IT cost €30m to buy, but a Dublin site earmarked for a new prison is to be used to grow plants and vegetables.

The land at Thornton Hall in north Co Dublin had been bought at taxpayers' expense with the aim of opening a massive jail.

But the Irish Prison Service has revealed part of the site will now be used for horticultural purposes, given that the original plan has been shelved.

The State purchase of the 150 acres nearly a decade ago caused controversy.

Then Justice Minister Michael McDowell approved the acquisition by the IPS, which intended building a 1,400-cell facility on the land at Killsallaghan on the Dublin/Meath border.


While no work in connection with a new jail ever took place, local residents have noticed increased activity on the greenfield site in recent weeks.

It prompted Fianna Fail Councillor David McGuinness to ask Fingal County Council to "detail any work being conducted" on the lands at Thornton Hall.
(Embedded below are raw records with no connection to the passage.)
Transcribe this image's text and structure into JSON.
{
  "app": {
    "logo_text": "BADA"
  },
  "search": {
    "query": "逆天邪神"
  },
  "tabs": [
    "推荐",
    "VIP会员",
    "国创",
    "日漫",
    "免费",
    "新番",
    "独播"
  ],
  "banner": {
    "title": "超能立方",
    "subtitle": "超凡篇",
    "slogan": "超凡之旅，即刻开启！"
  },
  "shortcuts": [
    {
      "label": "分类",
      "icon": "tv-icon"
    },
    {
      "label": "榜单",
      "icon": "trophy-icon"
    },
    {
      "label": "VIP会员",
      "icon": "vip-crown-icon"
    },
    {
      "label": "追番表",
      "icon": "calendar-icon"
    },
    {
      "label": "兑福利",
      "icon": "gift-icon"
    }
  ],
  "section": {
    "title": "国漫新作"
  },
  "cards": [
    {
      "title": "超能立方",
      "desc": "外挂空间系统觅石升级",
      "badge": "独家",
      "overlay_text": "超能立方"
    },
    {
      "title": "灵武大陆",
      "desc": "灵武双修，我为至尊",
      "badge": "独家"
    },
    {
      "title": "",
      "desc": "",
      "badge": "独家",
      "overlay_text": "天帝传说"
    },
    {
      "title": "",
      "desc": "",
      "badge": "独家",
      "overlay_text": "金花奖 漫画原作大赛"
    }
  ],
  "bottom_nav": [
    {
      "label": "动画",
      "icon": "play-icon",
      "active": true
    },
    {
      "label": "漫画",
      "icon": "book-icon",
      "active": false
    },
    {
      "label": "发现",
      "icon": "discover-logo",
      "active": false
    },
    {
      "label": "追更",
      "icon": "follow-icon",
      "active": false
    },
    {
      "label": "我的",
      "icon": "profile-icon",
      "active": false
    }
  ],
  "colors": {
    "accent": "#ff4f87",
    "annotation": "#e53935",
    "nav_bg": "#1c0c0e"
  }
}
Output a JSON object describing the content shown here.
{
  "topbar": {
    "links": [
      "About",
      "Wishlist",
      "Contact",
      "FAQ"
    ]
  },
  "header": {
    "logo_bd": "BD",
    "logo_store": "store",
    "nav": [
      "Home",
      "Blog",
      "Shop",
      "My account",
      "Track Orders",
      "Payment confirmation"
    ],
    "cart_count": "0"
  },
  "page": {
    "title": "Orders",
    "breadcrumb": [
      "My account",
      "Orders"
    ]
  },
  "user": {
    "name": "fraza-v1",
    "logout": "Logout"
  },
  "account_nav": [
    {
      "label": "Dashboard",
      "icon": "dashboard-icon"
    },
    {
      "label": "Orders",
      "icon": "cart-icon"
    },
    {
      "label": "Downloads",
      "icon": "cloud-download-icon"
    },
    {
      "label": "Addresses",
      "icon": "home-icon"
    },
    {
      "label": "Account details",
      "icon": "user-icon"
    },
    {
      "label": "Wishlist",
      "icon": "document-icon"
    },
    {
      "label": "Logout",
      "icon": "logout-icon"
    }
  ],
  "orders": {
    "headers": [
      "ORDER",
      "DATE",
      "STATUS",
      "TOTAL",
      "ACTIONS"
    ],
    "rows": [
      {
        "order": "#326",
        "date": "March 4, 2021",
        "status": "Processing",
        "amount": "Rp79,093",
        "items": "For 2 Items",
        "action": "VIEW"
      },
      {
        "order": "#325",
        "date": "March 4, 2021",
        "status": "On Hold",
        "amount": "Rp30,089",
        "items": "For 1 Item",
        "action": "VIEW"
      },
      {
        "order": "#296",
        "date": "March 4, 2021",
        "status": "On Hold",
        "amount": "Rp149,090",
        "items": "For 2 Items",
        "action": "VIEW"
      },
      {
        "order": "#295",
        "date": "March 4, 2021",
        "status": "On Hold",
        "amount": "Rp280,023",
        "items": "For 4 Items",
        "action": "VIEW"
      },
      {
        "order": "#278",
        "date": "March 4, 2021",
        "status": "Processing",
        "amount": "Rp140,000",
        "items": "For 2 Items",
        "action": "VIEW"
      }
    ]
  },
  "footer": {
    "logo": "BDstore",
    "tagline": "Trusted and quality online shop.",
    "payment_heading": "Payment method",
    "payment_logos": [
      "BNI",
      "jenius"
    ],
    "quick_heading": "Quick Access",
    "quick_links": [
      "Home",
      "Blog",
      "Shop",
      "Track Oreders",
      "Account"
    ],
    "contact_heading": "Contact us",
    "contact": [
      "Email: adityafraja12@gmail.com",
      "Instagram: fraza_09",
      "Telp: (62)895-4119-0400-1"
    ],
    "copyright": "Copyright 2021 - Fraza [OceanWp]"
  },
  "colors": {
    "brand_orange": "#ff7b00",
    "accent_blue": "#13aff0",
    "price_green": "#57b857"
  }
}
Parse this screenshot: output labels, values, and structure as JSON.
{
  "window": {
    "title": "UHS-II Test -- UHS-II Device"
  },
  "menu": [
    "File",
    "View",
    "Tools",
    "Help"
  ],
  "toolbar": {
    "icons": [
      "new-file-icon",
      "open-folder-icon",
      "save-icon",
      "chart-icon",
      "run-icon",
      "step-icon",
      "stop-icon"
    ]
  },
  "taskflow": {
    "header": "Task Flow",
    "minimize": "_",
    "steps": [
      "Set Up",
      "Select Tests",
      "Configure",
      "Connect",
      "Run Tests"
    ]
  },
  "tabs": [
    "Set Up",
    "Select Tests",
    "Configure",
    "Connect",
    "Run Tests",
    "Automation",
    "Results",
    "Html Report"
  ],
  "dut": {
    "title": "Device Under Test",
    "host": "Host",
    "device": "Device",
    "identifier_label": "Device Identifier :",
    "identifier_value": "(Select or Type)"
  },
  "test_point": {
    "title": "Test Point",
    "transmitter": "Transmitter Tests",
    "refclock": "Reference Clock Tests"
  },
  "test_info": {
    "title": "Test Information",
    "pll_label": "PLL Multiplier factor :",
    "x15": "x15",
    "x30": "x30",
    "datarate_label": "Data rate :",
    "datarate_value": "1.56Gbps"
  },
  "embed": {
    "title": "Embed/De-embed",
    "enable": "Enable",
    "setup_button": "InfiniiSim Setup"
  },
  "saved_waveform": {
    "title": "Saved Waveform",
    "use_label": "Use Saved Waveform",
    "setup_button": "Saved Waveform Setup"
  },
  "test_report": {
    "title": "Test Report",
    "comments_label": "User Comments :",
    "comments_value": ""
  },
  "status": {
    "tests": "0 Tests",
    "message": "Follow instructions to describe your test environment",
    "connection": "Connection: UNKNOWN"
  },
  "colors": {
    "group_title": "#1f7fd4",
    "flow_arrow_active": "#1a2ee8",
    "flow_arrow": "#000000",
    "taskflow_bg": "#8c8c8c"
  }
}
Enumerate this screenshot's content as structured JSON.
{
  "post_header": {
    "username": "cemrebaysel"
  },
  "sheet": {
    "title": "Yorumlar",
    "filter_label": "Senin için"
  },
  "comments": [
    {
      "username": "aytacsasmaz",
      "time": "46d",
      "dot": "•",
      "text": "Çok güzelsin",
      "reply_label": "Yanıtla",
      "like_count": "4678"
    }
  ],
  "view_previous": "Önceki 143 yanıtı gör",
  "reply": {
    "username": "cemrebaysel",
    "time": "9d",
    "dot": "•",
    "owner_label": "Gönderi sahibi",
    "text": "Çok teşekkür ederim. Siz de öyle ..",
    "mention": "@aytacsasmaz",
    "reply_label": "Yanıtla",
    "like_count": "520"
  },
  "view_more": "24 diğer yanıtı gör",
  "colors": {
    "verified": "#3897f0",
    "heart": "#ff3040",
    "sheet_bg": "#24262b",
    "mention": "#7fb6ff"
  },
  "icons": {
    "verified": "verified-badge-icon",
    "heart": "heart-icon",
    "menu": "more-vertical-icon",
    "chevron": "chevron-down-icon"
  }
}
He said residents had been raising queries about "regular movement on the site".

The council furnished Mr McGuinness with a response from the IPS stating: "The members will be aware that the construction of new prison facilities at Thornton Hall has been deferred by the Government due to economic constraints.

"There are some general maintenance works being undertaken of the property and grounds.

"A Community Return team, under the supervision of Prison Service and Probation Service staff, has been operational at the site since August 2013.


"The work being undertaken relates to the development of a horticultural project on a small area of the site. The intention is that any produce grown on the site will be donated to charitable organisations."

In addition to the acquisition price, millions more was spent on the prison project.

At the last count, well over €40m had been splashed out on the stalled scheme.

The price per acre paid for the site was substantially higher than that paid for other land in the area in 2005 and led to considerable criticism of Mr McDowell.

The plan had been to build a complex with 1,400 cells catering for 2,200 inmates.

It was described as recently as 2010 as the cornerstone of the previous government's prison policy.